=== Records supplied ===

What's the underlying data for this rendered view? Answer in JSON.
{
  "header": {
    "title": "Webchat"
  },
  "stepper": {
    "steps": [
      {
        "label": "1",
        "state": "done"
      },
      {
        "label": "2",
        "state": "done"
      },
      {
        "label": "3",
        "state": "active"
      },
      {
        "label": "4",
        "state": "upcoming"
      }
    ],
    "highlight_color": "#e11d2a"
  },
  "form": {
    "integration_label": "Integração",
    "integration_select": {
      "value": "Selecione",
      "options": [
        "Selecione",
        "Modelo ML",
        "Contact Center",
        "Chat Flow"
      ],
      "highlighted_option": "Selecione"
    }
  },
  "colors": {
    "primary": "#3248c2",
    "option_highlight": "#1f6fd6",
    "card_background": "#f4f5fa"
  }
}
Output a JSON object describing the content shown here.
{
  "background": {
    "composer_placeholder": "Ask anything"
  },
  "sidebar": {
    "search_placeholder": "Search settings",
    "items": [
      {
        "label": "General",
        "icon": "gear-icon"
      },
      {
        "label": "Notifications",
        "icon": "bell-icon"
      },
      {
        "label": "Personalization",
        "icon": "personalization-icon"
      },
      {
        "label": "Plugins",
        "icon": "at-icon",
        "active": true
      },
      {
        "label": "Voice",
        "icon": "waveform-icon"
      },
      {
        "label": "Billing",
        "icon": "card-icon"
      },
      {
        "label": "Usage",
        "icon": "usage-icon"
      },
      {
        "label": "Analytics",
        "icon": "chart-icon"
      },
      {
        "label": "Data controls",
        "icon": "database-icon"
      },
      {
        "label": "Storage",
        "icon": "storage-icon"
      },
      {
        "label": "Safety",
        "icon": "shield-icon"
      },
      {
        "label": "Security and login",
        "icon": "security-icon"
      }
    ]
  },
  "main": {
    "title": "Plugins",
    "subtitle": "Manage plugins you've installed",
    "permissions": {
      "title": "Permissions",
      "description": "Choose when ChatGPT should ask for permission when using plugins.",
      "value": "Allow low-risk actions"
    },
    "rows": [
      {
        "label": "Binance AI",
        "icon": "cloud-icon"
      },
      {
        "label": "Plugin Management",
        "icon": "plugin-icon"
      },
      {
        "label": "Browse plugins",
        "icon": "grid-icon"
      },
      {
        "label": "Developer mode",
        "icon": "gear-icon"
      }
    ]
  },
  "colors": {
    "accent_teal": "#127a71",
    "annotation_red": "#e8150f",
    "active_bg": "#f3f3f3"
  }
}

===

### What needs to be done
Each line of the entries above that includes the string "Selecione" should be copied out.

### Solution to the problem
      "value": "Selecione",
        "Selecione",
      "highlighted_option": "Selecione"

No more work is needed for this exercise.